#### [DIRECTIONS]
For the word "JSON", copy every line of the material that includes it.

——————————

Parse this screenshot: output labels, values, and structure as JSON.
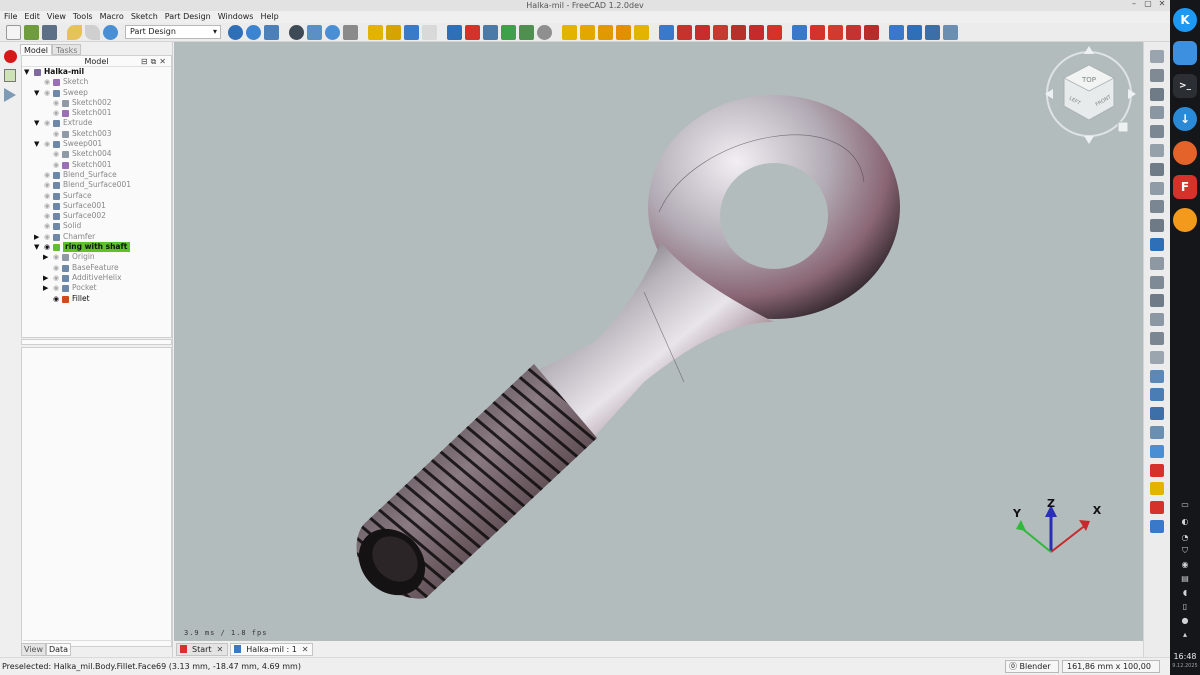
{
  "window": {
    "title": "Halka-mil - FreeCAD 1.2.0dev"
  },
  "menu": [
    "File",
    "Edit",
    "View",
    "Tools",
    "Macro",
    "Sketch",
    "Part Design",
    "Windows",
    "Help"
  ],
  "workbench_selector": {
    "value": "Part Design"
  },
  "combo_view": {
    "tabs": [
      "Model",
      "Tasks"
    ],
    "tree_header": "Model",
    "tree": [
      {
        "label": "Halka-mil",
        "level": 0,
        "arrow": "▼",
        "icon": "document-icon",
        "color": "#7f6aa0"
      },
      {
        "label": "Sketch",
        "level": 1,
        "arrow": "",
        "icon": "sketch-icon",
        "color": "#9b6fb5"
      },
      {
        "label": "Sweep",
        "level": 1,
        "arrow": "▼",
        "icon": "sweep-icon",
        "color": "#6d88a8"
      },
      {
        "label": "Sketch002",
        "level": 2,
        "arrow": "",
        "icon": "sketch-icon",
        "color": "#8f9aa6"
      },
      {
        "label": "Sketch001",
        "level": 2,
        "arrow": "",
        "icon": "sketch-icon",
        "color": "#9b6fb5"
      },
      {
        "label": "Extrude",
        "level": 1,
        "arrow": "▼",
        "icon": "extrude-icon",
        "color": "#6d88a8"
      },
      {
        "label": "Sketch003",
        "level": 2,
        "arrow": "",
        "icon": "sketch-icon",
        "color": "#8f9aa6"
      },
      {
        "label": "Sweep001",
        "level": 1,
        "arrow": "▼",
        "icon": "sweep-icon",
        "color": "#6d88a8"
      },
      {
        "label": "Sketch004",
        "level": 2,
        "arrow": "",
        "icon": "sketch-icon",
        "color": "#8f9aa6"
      },
      {
        "label": "Sketch001",
        "level": 2,
        "arrow": "",
        "icon": "sketch-icon",
        "color": "#9b6fb5"
      },
      {
        "label": "Blend_Surface",
        "level": 1,
        "arrow": "",
        "icon": "surface-icon",
        "color": "#6d88a8"
      },
      {
        "label": "Blend_Surface001",
        "level": 1,
        "arrow": "",
        "icon": "surface-icon",
        "color": "#6d88a8"
      },
      {
        "label": "Surface",
        "level": 1,
        "arrow": "",
        "icon": "surface-icon",
        "color": "#6d88a8"
      },
      {
        "label": "Surface001",
        "level": 1,
        "arrow": "",
        "icon": "surface-icon",
        "color": "#6d88a8"
      },
      {
        "label": "Surface002",
        "level": 1,
        "arrow": "",
        "icon": "surface-icon",
        "color": "#6d88a8"
      },
      {
        "label": "Solid",
        "level": 1,
        "arrow": "",
        "icon": "solid-icon",
        "color": "#6d88a8"
      },
      {
        "label": "Chamfer",
        "level": 1,
        "arrow": "▶",
        "icon": "chamfer-icon",
        "color": "#6d88a8"
      },
      {
        "label": "ring with shaft",
        "level": 1,
        "arrow": "▼",
        "icon": "body-icon",
        "color": "#5fc02c",
        "selected": true
      },
      {
        "label": "Origin",
        "level": 2,
        "arrow": "▶",
        "icon": "origin-icon",
        "color": "#8f9aa6"
      },
      {
        "label": "BaseFeature",
        "level": 2,
        "arrow": "",
        "icon": "base-feature-icon",
        "color": "#6d88a8"
      },
      {
        "label": "AdditiveHelix",
        "level": 2,
        "arrow": "▶",
        "icon": "helix-icon",
        "color": "#6d88a8"
      },
      {
        "label": "Pocket",
        "level": 2,
        "arrow": "▶",
        "icon": "pocket-icon",
        "color": "#6d88a8"
      },
      {
        "label": "Fillet",
        "level": 2,
        "arrow": "",
        "icon": "fillet-icon",
        "color": "#d14a1f",
        "active": true
      }
    ],
    "bottom_tabs": [
      "View",
      "Data"
    ]
  },
  "viewport": {
    "fps_text": "3.9 ms / 1.8 fps",
    "navcube": {
      "top": "TOP",
      "left": "LEFT",
      "front": "FRONT"
    },
    "axes": {
      "x": "X",
      "y": "Y",
      "z": "Z"
    }
  },
  "doc_tabs": [
    {
      "label": "Start",
      "active": false
    },
    {
      "label": "Halka-mil : 1",
      "active": true
    }
  ],
  "status": {
    "message": "Preselected: Halka_mil.Body.Fillet.Face69 (3.13 mm, -18.47 mm, 4.69 mm)",
    "nav_style": "Blender",
    "units": "161,86 mm x 100,00 mm"
  },
  "dock": {
    "time": "16:48",
    "date": "9.12.2025"
  },
  "colors": {
    "selection": "#5fc02c",
    "viewport_bg": "#b3bcbc",
    "toolbar_blue": "#2f6fb8",
    "toolbar_yellow": "#e2b400",
    "toolbar_red": "#d6322c"
  }
}
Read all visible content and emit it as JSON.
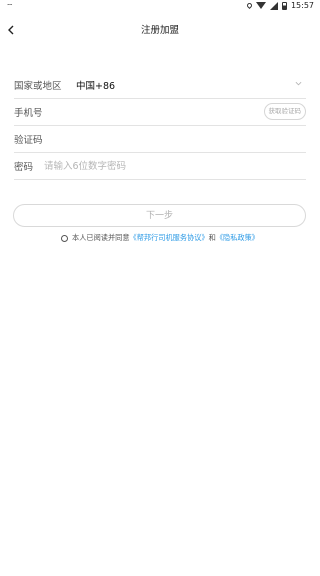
{
  "status_bar": {
    "left_glyph": "⌔",
    "time": "15:57"
  },
  "header": {
    "title": "注册加盟"
  },
  "form": {
    "country_label": "国家或地区",
    "country_value": "中国+86",
    "phone_label": "手机号",
    "phone_value": "",
    "get_code_label": "获取验证码",
    "code_label": "验证码",
    "code_value": "",
    "password_label": "密码",
    "password_placeholder": "请输入6位数字密码"
  },
  "next_label": "下一步",
  "agreement": {
    "prefix": "本人已阅读并同意",
    "service_link": "《帮邦行司机服务协议》",
    "conjunction": "和",
    "privacy_link": "《隐私政策》"
  }
}
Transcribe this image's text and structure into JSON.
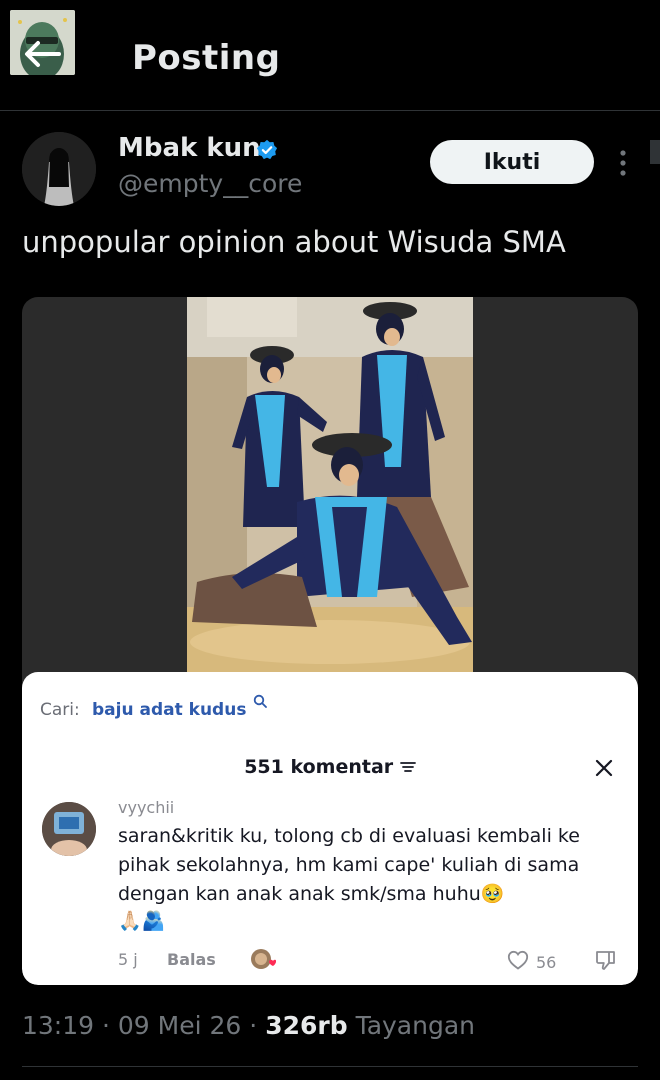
{
  "header": {
    "title": "Posting"
  },
  "author": {
    "name": "Mbak kun",
    "handle": "@empty__core",
    "follow_label": "Ikuti"
  },
  "tweet": {
    "text": "unpopular opinion about Wisuda SMA"
  },
  "comment_card": {
    "search_label": "Cari:",
    "search_query": "baju adat kudus",
    "comments_count": "551 komentar",
    "comment": {
      "username": "vyychii",
      "text": "saran&kritik ku, tolong cb di evaluasi kembali ke pihak sekolahnya, hm kami cape' kuliah di sama dengan kan anak anak smk/sma huhu🥹",
      "emoji_line": "🙏🏻🫂",
      "time": "5 j",
      "reply_label": "Balas",
      "likes": "56"
    }
  },
  "meta": {
    "time": "13:19",
    "date": "09 Mei 26",
    "views": "326rb",
    "views_label": "Tayangan"
  },
  "colors": {
    "background": "#000000",
    "accent_verified": "#1d9bf0",
    "muted": "#71767b",
    "link_blue": "#2e5aac"
  }
}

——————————

#### [YOUR RESPONSE]
Parse this screenshot: output labels, values, and structure as JSON.
Read all visible content and emit it as JSON.
Transcribe this image's text and structure into JSON.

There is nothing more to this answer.